Andrew Brownell of Green Advocates Liberia said that the human rights violations were real, also the group had appealed to KP member governments to take action to address compliance.
“Zimbabwe is linked to human rights violations with regard to the diamond sector and this is all well documented in public reports,” he said in a interview. He will be traveling to Zimbabwe as part of the KP review team with others civil society representatives.

During the conference, Zimbabwe’s deputy mining minister Murisi Zwizwai denied again any killings by security forces in Marange.
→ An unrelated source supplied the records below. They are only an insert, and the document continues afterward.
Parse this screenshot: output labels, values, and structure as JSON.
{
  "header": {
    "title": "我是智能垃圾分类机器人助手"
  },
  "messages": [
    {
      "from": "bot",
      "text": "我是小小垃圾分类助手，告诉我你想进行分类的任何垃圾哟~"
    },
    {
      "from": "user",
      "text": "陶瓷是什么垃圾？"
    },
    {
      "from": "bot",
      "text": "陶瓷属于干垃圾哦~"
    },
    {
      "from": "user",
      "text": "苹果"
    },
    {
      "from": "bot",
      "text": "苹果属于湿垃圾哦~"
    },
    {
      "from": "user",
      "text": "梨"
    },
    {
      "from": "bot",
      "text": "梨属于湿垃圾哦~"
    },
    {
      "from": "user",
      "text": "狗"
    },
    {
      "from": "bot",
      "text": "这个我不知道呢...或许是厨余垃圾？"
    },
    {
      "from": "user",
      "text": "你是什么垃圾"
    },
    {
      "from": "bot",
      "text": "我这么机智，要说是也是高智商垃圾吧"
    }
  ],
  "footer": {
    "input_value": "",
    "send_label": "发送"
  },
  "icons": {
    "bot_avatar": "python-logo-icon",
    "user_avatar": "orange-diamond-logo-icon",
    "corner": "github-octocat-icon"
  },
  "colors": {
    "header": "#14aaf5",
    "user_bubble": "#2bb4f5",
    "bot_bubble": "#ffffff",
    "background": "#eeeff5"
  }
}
Zimbabwe’s mining ministry last week said it stood by Zwizwai’s statement, despite the fresh allegations.

The three-day Kimberley Process meeting also discussed options for further action to end smuggling of conflict gems in Ivory Coast, where gem production in Ivory Coast is increasing despite a UN ban on their export.

“The satellite images provided by the UN group show that rough diamond production is going on and increasing, and this was indicated by ground observations of the KP working group of diamond experts,” Esau said.
“We agreed to remove soldiers but it will be done in phases while proper security settings would be put in place,” Zwizwai told the paper after meeting the Kimberly Process team.
The Zimbabwe government also asked for assistance in modernising the Chiadzwa diamond mining operations in Marange, currently being conducted by the under-funded state firm Zimbabwe Mining Development Corporation.

Industry experts say official diamond sales account for less than 10 percent of Zimbabwe’s mineral earnings, but have the potential to join gold and platinum among the country’s main earners if the government clamps down on smuggling.

Zimbabwe’s unity government, formed by rivals President Robert Mugabe and Prime Minister Morgan Tsvangirai in February, is battling to raise $10 billion to rescue the country’s economy after years of contraction and hyperinflation.

Western donors, whose financial support is seen as key to economic recovery, remain skeptical and have demanded broad reforms and an end to rights abuses before providing aid. (Reporting by Nelson Banya, editing by Elizabeth Fullerton)